Highlighting a blog post today by KuppingerCole over on MSSP Alert, which digs into the recently released NIST “Zero Trust Architecture” publication. It’s a great read, and so I will quote liberally from the article.
In practice, Least Privilege means only granting sufficient permissions to accomplish specific actions and not more than that; Defense-in-Depth means inserting layers and gates of security at all relevant control points in a use case. Wide open networks behind firewalls are easy targets. These ideas have become more commonly accepted in modern security architectures, as organizations realize that firewalls and other perimeter-based designs are porous and not sufficient for protecting against proliferating threats.

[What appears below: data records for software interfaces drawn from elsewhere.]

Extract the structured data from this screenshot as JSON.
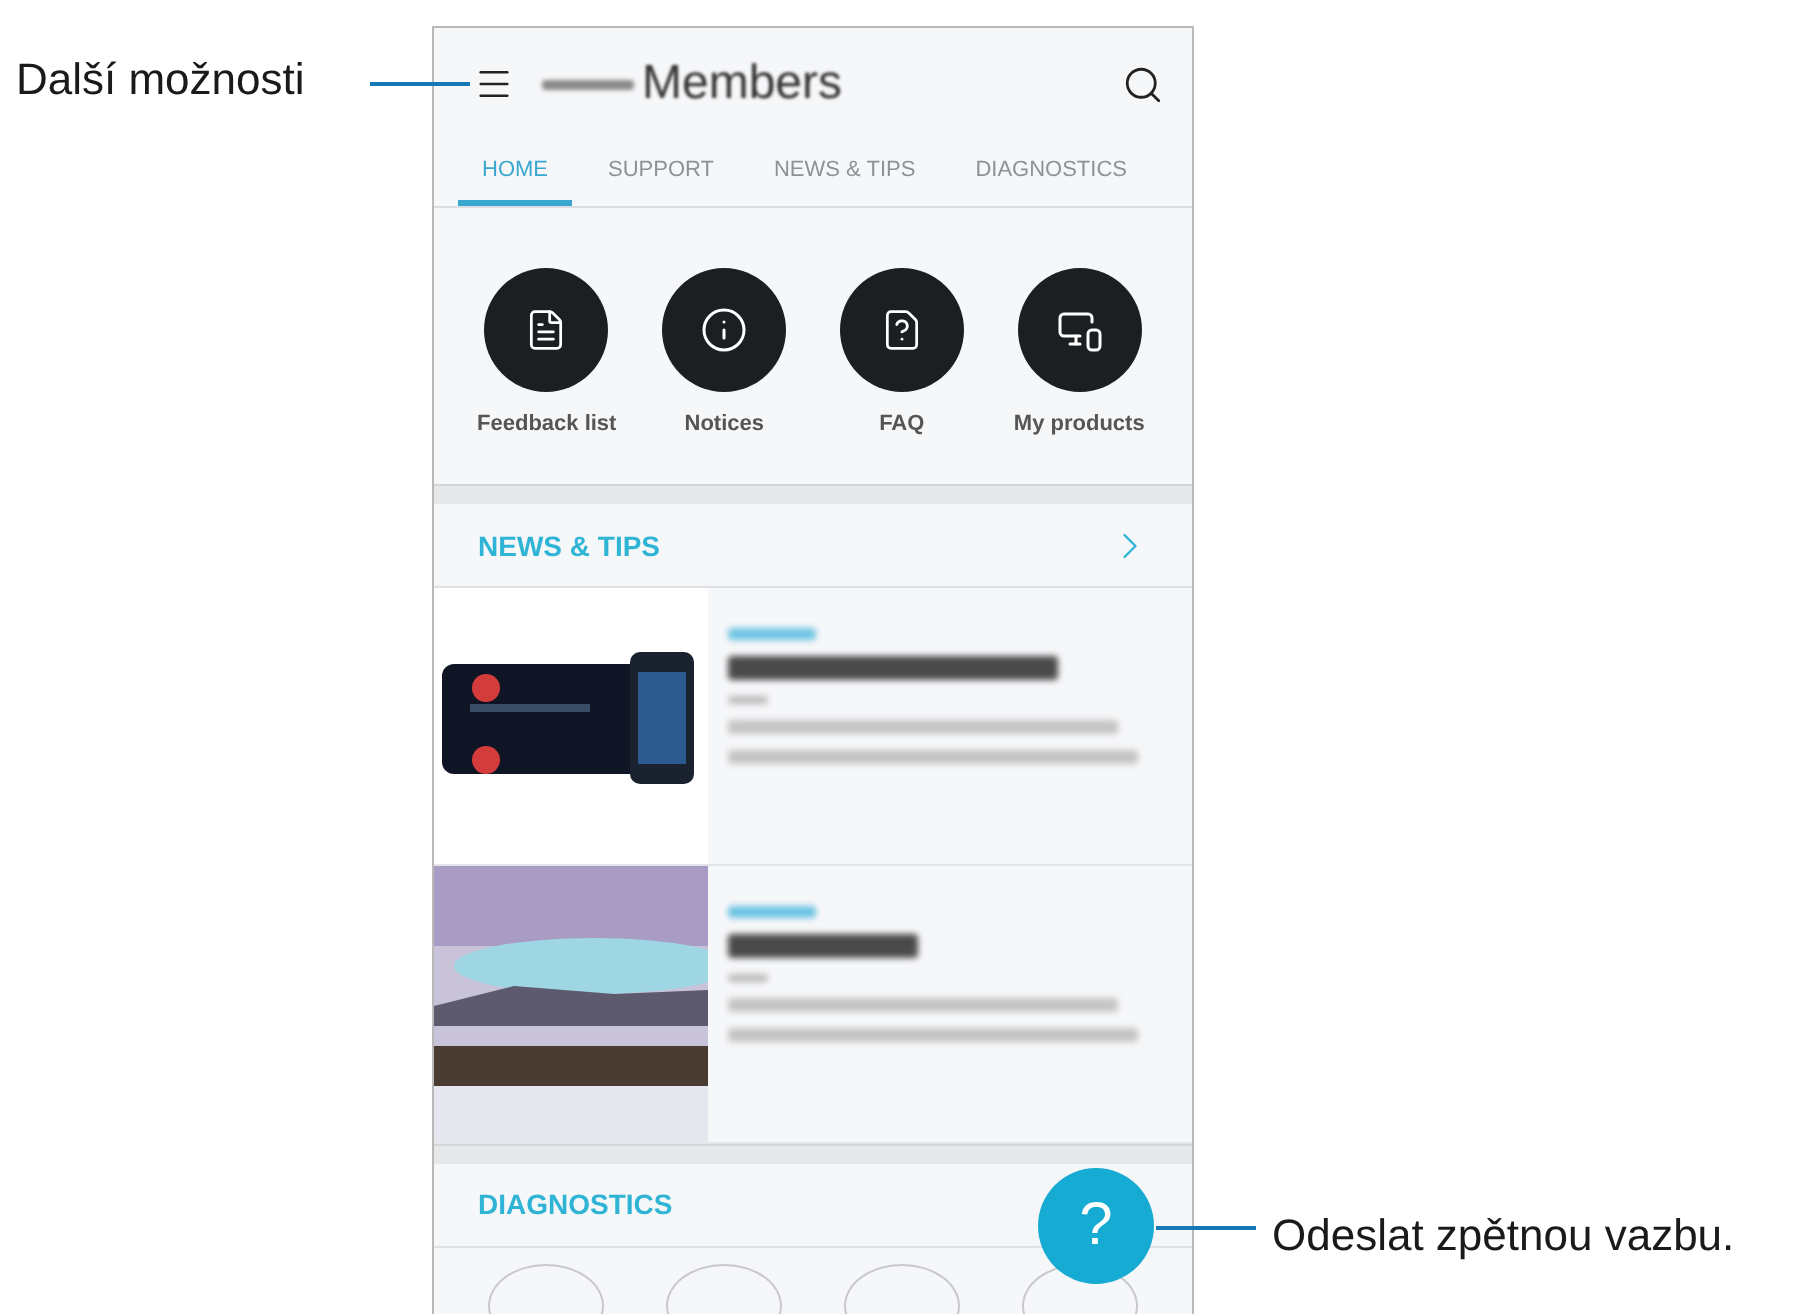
{
  "callouts": [
    {
      "label": "Další možnosti"
    },
    {
      "label": "Odeslat zpětnou vazbu."
    }
  ],
  "app_bar": {
    "title": "Members"
  },
  "tabs": [
    {
      "label": "HOME",
      "selected": true
    },
    {
      "label": "SUPPORT",
      "selected": false
    },
    {
      "label": "NEWS & TIPS",
      "selected": false
    },
    {
      "label": "DIAGNOSTICS",
      "selected": false
    }
  ],
  "shortcuts": [
    {
      "label": "Feedback list",
      "kind": "document"
    },
    {
      "label": "Notices",
      "kind": "info"
    },
    {
      "label": "FAQ",
      "kind": "faq"
    },
    {
      "label": "My products",
      "kind": "devices"
    }
  ],
  "news": {
    "title": "NEWS & TIPS",
    "articles": [
      {
        "kind": "devices"
      },
      {
        "kind": "landscape"
      }
    ]
  },
  "diagnostics": {
    "title": "DIAGNOSTICS"
  },
  "fab": {
    "label": "?"
  }
}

We have often heard about “Zero Trust Networking” at trade shows and conferences. SP 800-207 does a good job of explaining that ZTA is not limited to networks. In fact, ZTA must transcend network-layer thinking in order to be successful.
Why do we care?
I’m preaching ZTA aggressively and want to observe this is not a product based solution, but a services based one. All the products in the world won’t deliver zero trust, so the onus is entirely on services providers.
That puts all the benefit and opportunity there too. I’m not convinced that smaller providers really understand this architecture and design, so I’m going to be promoting it. It may not be first mover territory, but I think there is a lot of room to grow.
Source: MSSP Alert